-- EXERCISE --
Look through the entries below, please, and copy every line with the word "spawn".

(Data extracted from a collection)
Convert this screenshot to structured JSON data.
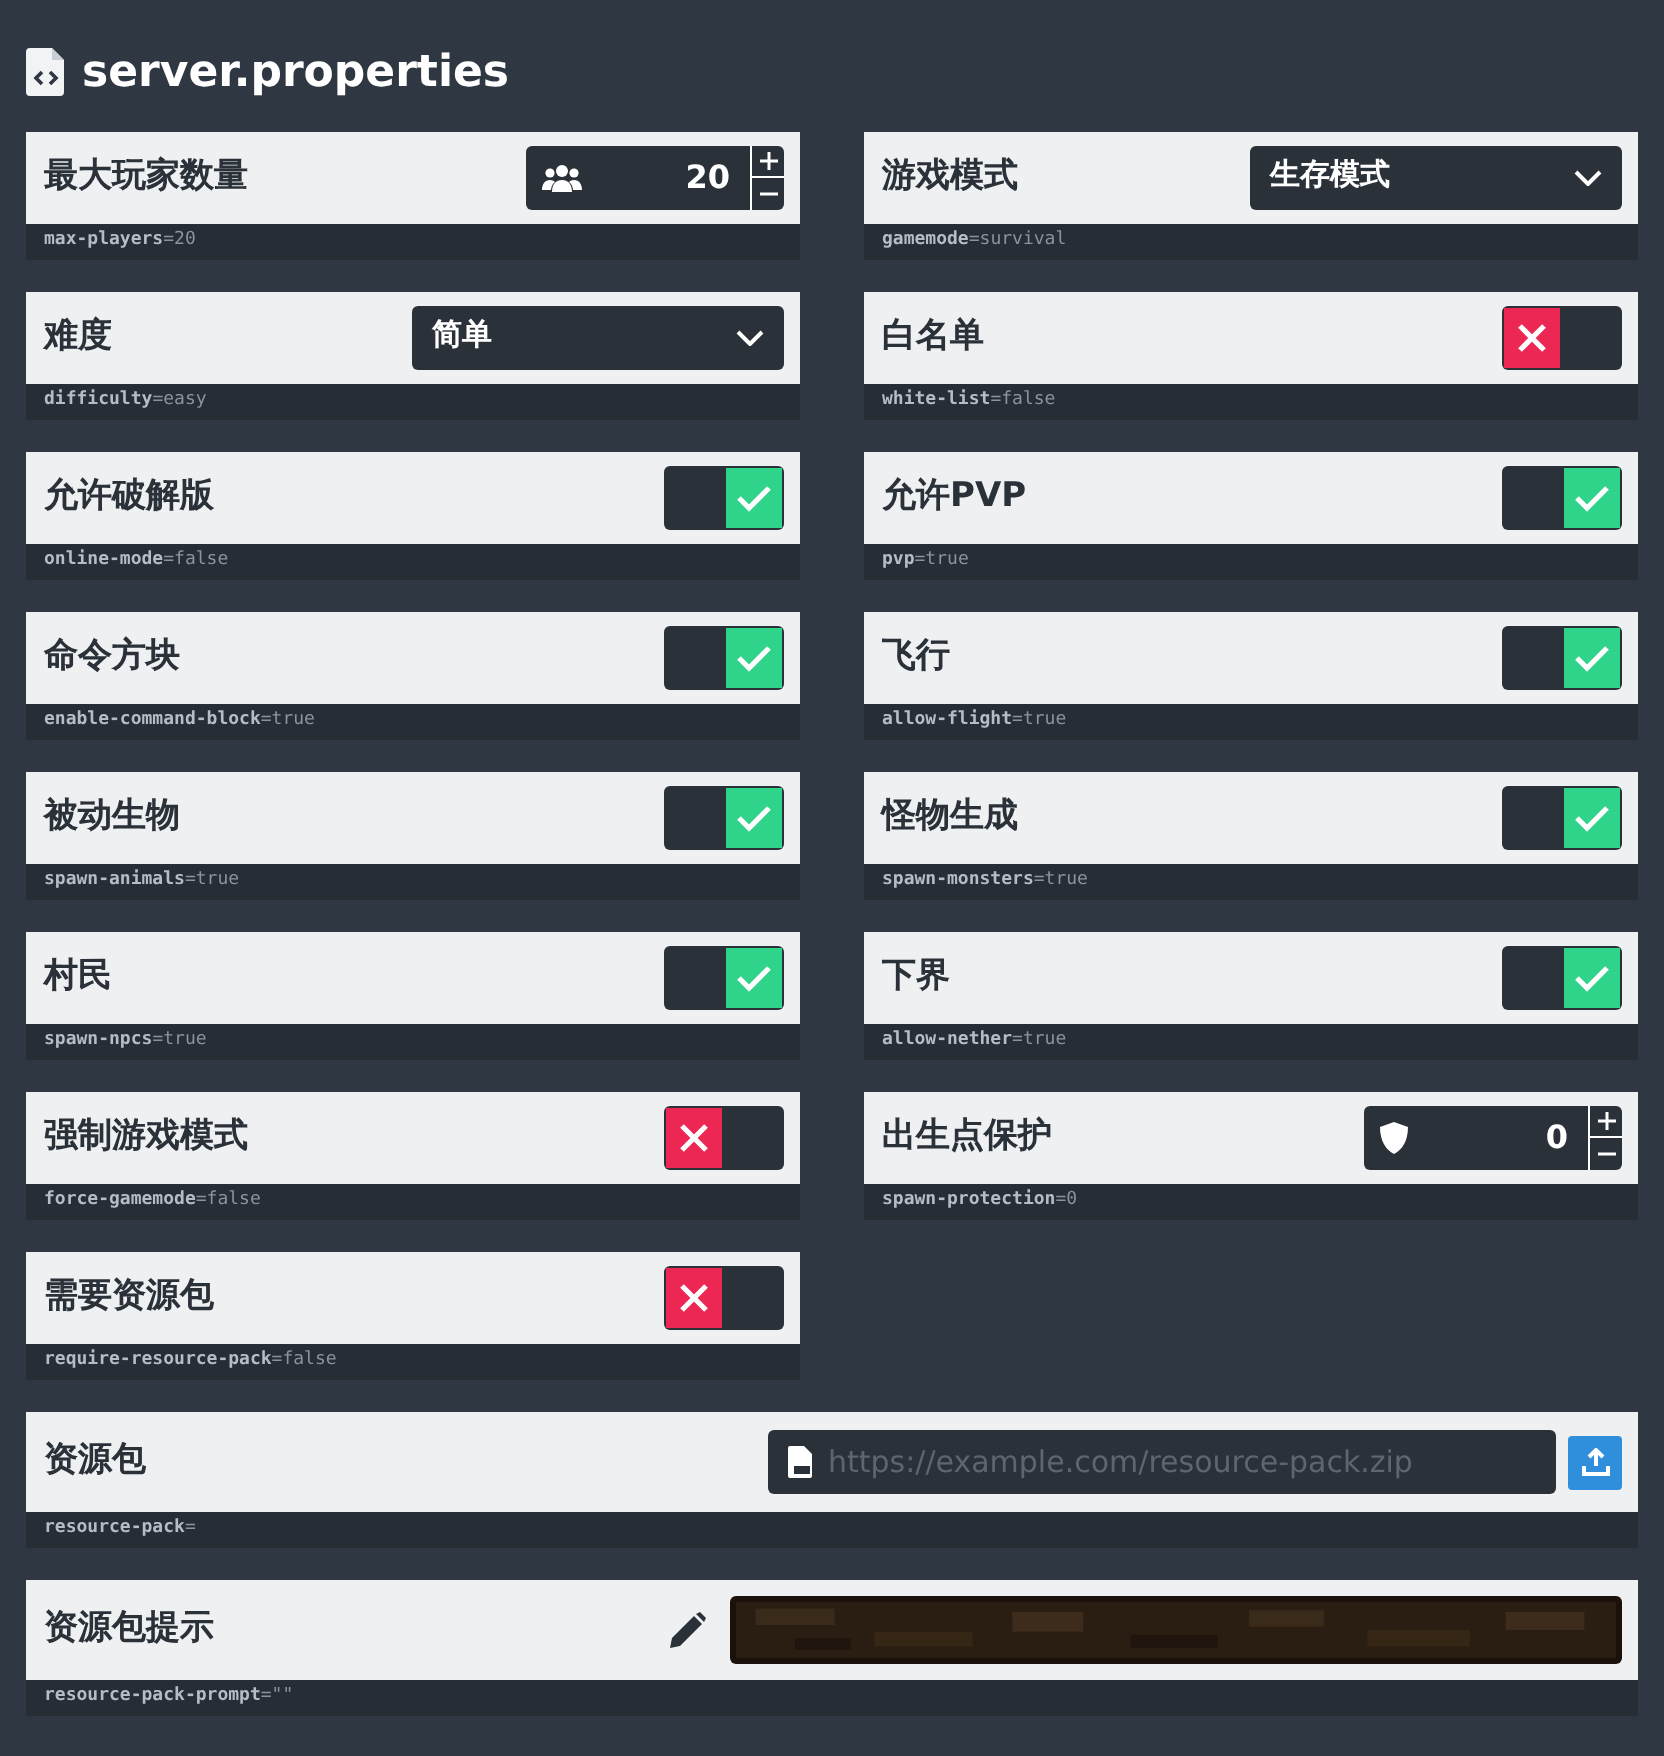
{
  "title": "server.properties",
  "settings": [
    {
      "label": "最大玩家数量",
      "kind": "number",
      "value": "20",
      "key": "max-players",
      "assigned": "=20"
    },
    {
      "label": "游戏模式",
      "kind": "select",
      "value": "生存模式",
      "key": "gamemode",
      "assigned": "=survival"
    },
    {
      "label": "难度",
      "kind": "select",
      "value": "简单",
      "key": "difficulty",
      "assigned": "=easy"
    },
    {
      "label": "白名单",
      "kind": "toggle",
      "on": false,
      "key": "white-list",
      "assigned": "=false"
    },
    {
      "label": "允许破解版",
      "kind": "toggle",
      "on": true,
      "key": "online-mode",
      "assigned": "=false"
    },
    {
      "label": "允许PVP",
      "kind": "toggle",
      "on": true,
      "key": "pvp",
      "assigned": "=true"
    },
    {
      "label": "命令方块",
      "kind": "toggle",
      "on": true,
      "key": "enable-command-block",
      "assigned": "=true"
    },
    {
      "label": "飞行",
      "kind": "toggle",
      "on": true,
      "key": "allow-flight",
      "assigned": "=true"
    },
    {
      "label": "被动生物",
      "kind": "toggle",
      "on": true,
      "key": "spawn-animals",
      "assigned": "=true"
    },
    {
      "label": "怪物生成",
      "kind": "toggle",
      "on": true,
      "key": "spawn-monsters",
      "assigned": "=true"
    },
    {
      "label": "村民",
      "kind": "toggle",
      "on": true,
      "key": "spawn-npcs",
      "assigned": "=true"
    },
    {
      "label": "下界",
      "kind": "toggle",
      "on": true,
      "key": "allow-nether",
      "assigned": "=true"
    },
    {
      "label": "强制游戏模式",
      "kind": "toggle",
      "on": false,
      "key": "force-gamemode",
      "assigned": "=false"
    },
    {
      "label": "出生点保护",
      "kind": "number",
      "value": "0",
      "key": "spawn-protection",
      "assigned": "=0"
    },
    {
      "label": "需要资源包",
      "kind": "toggle",
      "on": false,
      "key": "require-resource-pack",
      "assigned": "=false"
    }
  ],
  "wide_settings": [
    {
      "label": "资源包",
      "kind": "url",
      "placeholder": "https://example.com/resource-pack.zip",
      "key": "resource-pack",
      "assigned": "="
    },
    {
      "label": "资源包提示",
      "kind": "prompt",
      "key": "resource-pack-prompt",
      "assigned": "=\"\""
    }
  ]
}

-- REPLY --
      "key": "spawn-animals",
      "key": "spawn-monsters",
      "key": "spawn-npcs",
      "key": "spawn-protection",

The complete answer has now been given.